The input:
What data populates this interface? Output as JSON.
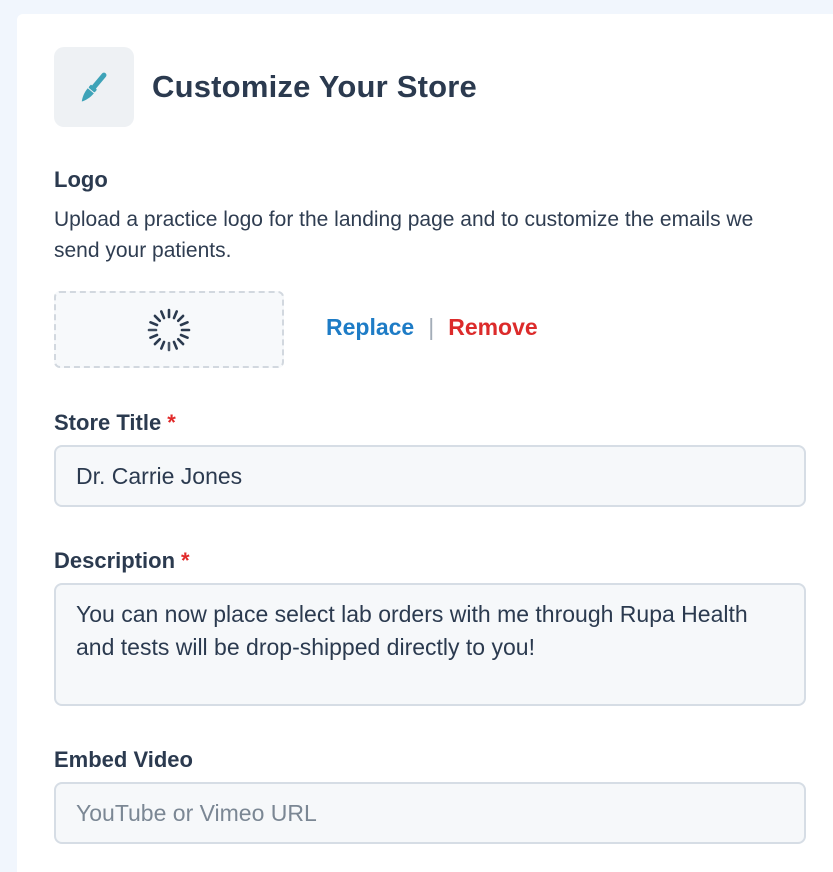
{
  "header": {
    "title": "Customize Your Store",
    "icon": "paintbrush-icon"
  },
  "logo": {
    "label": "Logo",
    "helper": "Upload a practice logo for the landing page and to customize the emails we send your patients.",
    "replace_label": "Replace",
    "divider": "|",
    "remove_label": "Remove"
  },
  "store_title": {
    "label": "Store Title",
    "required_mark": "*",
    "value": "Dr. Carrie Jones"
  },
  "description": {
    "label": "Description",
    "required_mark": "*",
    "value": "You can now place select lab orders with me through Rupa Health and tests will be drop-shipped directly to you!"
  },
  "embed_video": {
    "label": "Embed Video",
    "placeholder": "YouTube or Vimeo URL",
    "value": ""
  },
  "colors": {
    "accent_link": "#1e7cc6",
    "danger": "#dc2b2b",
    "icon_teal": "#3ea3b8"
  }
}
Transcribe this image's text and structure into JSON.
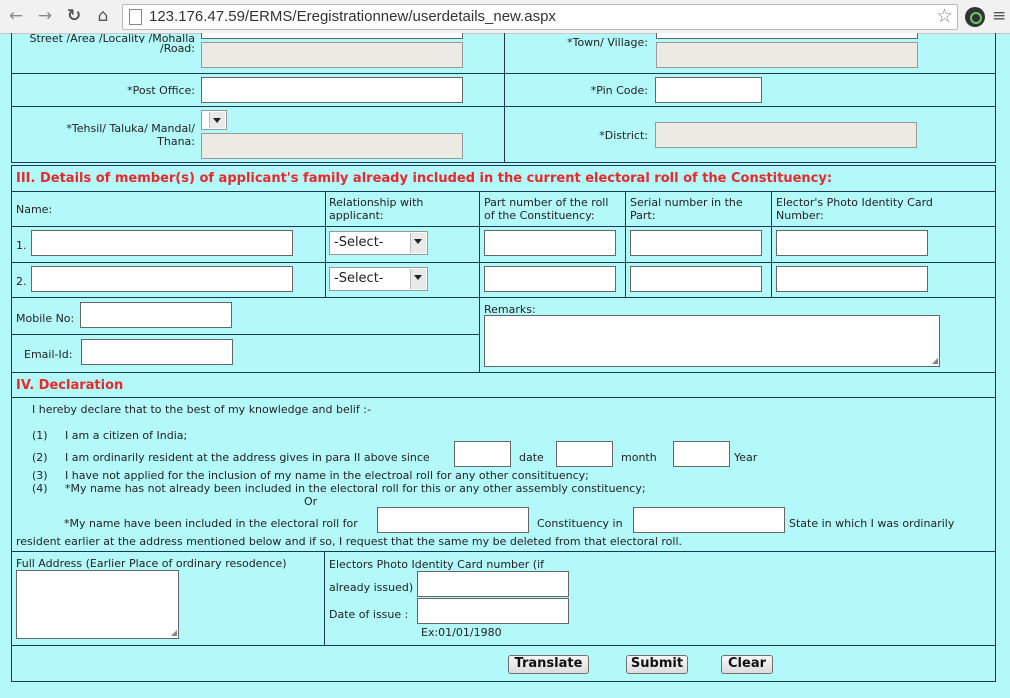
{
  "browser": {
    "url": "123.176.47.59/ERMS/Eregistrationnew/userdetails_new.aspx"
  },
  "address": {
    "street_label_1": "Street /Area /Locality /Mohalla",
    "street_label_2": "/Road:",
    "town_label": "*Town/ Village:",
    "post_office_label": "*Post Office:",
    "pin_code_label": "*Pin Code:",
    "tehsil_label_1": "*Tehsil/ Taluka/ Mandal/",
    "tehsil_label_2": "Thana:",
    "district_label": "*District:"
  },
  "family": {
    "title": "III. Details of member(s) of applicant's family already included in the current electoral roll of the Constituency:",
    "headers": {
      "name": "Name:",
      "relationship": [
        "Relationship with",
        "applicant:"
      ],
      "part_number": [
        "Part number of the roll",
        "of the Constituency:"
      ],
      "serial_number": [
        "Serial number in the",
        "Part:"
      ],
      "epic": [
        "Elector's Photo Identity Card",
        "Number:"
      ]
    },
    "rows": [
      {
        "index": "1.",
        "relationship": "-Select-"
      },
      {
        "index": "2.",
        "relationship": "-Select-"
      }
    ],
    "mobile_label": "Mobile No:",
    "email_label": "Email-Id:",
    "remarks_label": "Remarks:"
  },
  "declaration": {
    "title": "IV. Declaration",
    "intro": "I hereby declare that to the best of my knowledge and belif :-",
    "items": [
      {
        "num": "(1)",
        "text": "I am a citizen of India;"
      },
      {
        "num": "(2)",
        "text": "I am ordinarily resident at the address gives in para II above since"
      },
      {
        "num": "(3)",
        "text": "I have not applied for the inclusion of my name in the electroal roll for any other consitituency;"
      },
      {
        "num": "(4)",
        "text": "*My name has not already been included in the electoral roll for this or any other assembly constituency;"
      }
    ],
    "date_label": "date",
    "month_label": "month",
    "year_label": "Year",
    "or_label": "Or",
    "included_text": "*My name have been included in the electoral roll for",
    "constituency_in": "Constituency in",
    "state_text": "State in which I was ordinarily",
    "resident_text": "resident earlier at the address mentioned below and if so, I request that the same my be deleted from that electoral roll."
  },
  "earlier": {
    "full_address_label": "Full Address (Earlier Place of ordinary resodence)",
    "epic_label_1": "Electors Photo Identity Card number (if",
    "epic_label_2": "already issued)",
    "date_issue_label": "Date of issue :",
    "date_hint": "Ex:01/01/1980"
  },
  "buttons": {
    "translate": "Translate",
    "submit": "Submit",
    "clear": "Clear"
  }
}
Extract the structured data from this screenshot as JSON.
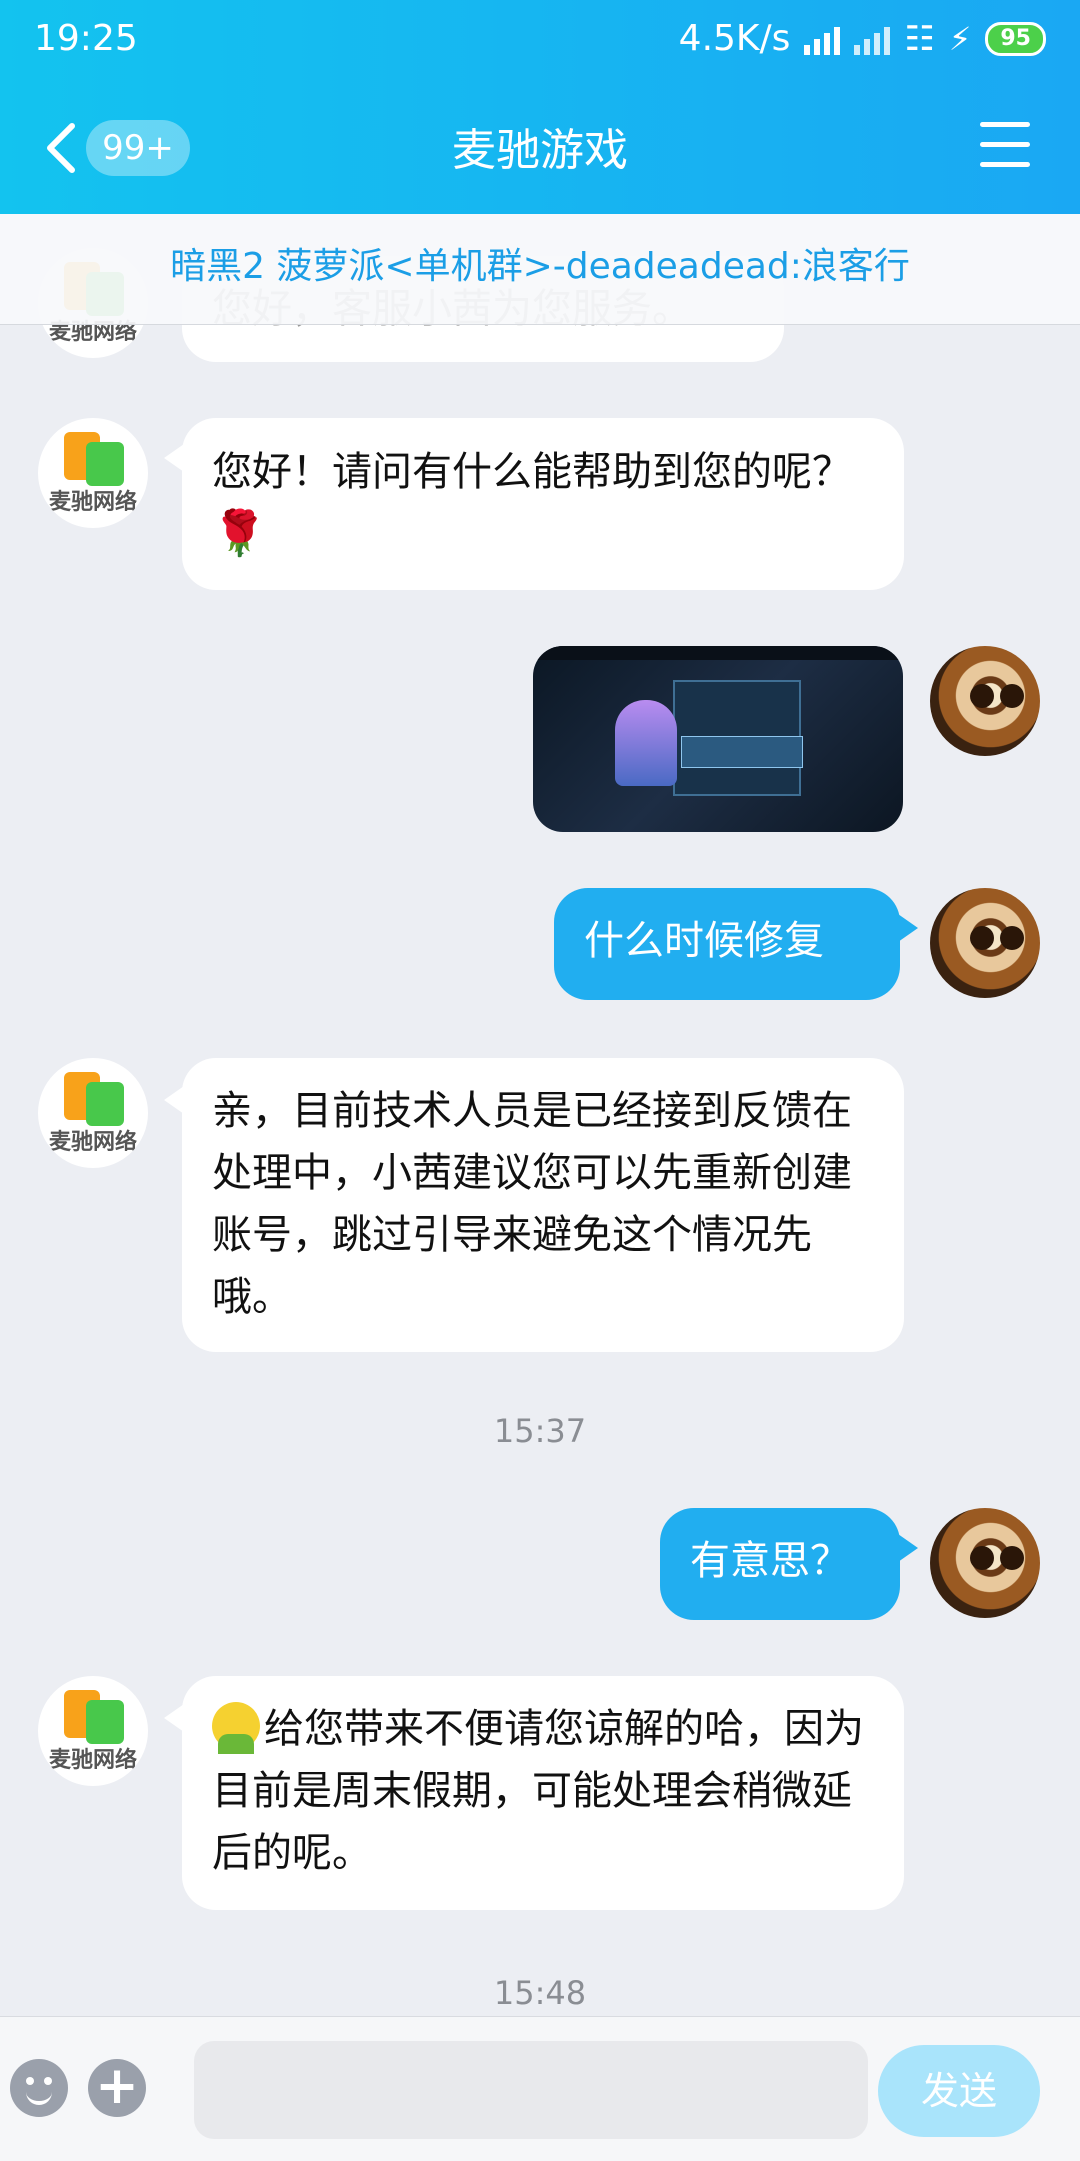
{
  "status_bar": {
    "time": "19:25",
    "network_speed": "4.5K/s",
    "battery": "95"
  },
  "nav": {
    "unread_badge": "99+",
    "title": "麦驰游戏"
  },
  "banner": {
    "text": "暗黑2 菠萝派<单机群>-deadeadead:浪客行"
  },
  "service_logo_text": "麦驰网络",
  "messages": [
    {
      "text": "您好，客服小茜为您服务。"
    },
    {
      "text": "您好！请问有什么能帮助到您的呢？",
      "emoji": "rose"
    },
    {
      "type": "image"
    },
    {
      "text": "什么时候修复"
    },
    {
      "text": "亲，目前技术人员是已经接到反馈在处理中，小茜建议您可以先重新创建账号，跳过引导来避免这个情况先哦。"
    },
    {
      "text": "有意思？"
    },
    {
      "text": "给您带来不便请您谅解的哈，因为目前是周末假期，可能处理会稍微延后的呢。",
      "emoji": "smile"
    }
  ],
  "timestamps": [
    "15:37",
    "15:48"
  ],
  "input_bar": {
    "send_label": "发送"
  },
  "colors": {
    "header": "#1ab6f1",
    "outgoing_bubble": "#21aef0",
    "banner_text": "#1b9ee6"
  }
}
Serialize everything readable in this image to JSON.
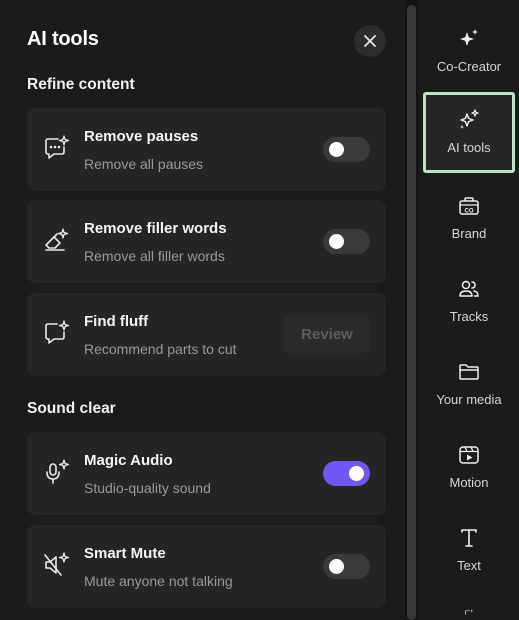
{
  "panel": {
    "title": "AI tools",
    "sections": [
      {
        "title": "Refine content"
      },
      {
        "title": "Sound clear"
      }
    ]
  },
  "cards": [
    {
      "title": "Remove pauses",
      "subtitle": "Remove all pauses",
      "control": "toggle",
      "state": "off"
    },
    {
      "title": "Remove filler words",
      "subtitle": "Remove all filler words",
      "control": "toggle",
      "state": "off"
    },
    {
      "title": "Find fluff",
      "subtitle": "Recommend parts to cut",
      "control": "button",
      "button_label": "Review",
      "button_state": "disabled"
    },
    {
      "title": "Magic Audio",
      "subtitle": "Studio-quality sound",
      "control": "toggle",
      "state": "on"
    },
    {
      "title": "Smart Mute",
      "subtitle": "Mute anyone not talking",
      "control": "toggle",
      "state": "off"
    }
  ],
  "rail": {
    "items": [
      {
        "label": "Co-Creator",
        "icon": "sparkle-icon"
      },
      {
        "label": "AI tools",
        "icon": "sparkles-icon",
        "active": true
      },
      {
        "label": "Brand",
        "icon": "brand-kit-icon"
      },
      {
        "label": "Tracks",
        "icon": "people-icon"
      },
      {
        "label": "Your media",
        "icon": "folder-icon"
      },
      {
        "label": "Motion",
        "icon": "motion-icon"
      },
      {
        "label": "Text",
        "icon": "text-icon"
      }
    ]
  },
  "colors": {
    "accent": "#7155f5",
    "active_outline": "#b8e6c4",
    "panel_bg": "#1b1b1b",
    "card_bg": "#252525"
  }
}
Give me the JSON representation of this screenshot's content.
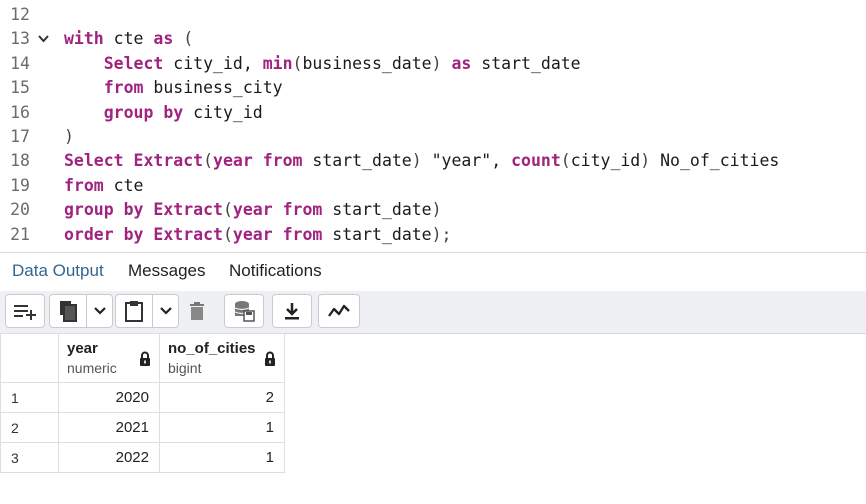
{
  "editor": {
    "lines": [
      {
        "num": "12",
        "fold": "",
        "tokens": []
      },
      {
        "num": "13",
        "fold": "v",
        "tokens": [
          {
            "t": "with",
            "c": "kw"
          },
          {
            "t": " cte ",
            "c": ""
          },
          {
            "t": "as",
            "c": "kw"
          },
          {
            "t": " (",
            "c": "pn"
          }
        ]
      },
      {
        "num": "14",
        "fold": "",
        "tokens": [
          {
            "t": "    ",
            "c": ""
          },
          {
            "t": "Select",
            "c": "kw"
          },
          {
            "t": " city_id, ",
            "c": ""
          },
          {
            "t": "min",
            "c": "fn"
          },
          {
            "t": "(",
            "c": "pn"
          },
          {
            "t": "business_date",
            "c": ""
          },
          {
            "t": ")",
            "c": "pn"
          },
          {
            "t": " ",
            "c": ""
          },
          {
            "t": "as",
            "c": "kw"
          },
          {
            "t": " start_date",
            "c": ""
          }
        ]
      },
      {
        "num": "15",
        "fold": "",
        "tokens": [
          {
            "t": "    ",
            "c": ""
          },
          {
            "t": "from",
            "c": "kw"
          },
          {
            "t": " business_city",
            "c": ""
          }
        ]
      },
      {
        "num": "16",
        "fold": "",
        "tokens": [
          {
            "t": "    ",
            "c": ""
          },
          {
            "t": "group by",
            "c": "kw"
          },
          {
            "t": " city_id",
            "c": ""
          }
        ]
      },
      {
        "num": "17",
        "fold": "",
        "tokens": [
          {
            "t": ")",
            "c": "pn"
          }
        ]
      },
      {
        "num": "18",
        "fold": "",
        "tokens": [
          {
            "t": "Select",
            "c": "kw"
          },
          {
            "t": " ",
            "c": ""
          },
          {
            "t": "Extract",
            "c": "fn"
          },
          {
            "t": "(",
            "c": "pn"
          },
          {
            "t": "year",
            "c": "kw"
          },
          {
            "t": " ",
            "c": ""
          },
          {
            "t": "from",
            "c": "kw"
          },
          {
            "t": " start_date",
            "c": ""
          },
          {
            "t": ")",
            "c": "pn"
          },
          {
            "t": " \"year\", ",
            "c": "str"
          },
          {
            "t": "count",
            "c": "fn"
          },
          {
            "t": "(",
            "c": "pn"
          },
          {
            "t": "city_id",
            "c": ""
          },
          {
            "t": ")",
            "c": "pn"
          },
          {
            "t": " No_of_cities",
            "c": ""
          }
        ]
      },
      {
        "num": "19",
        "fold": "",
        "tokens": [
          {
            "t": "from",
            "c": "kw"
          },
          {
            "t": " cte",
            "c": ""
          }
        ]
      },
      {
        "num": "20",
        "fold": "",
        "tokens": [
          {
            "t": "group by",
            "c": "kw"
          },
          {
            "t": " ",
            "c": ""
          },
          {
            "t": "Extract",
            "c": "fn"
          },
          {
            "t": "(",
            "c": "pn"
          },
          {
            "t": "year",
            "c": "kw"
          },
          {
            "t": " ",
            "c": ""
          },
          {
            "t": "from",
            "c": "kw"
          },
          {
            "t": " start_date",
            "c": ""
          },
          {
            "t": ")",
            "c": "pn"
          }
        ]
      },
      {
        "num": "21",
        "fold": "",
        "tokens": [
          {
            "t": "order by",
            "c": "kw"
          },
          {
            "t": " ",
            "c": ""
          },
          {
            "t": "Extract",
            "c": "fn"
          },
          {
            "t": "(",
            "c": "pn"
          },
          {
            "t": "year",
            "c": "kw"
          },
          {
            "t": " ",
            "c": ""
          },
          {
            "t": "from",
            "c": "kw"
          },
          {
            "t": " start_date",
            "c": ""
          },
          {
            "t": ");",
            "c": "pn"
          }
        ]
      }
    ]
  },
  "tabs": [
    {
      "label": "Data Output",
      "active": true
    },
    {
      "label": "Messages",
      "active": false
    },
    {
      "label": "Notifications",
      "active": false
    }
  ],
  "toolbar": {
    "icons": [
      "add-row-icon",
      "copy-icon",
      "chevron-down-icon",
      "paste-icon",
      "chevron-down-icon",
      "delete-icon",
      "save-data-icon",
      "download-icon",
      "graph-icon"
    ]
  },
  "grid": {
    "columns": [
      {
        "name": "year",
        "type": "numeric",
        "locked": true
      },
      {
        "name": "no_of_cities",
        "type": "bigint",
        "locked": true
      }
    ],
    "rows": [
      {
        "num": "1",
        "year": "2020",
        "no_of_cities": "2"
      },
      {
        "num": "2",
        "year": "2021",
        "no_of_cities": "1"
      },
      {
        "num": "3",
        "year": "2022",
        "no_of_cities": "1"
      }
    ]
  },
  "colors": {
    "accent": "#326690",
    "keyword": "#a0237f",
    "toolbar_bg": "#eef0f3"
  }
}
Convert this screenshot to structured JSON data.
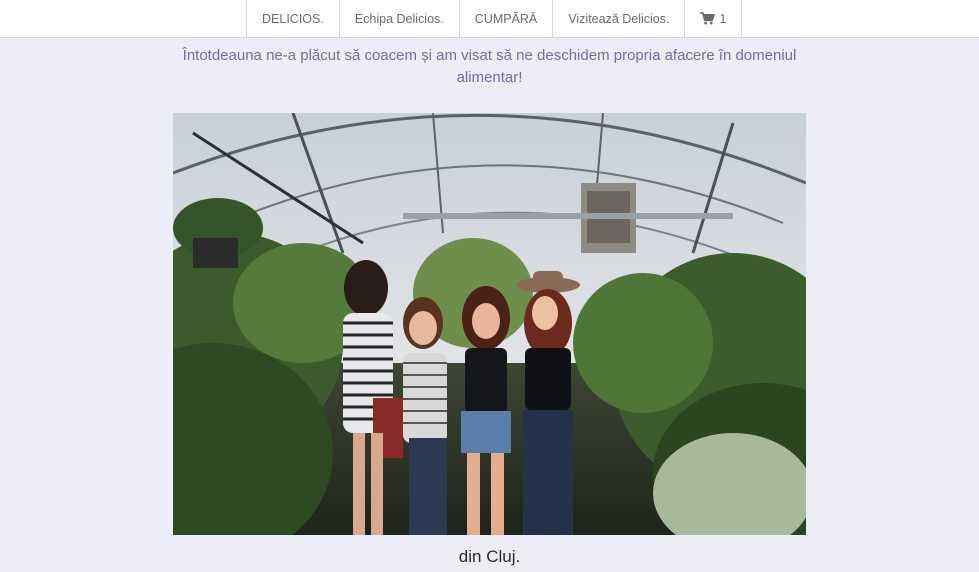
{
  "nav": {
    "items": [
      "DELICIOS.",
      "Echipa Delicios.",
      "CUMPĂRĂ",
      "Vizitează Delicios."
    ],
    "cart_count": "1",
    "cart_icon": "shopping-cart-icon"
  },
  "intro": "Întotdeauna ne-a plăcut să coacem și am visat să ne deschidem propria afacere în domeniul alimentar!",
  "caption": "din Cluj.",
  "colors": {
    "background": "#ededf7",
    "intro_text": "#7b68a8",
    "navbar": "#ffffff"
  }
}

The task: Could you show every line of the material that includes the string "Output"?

Result of the exercise:
What data populates this interface? Output as JSON.
      "label": "Data Output",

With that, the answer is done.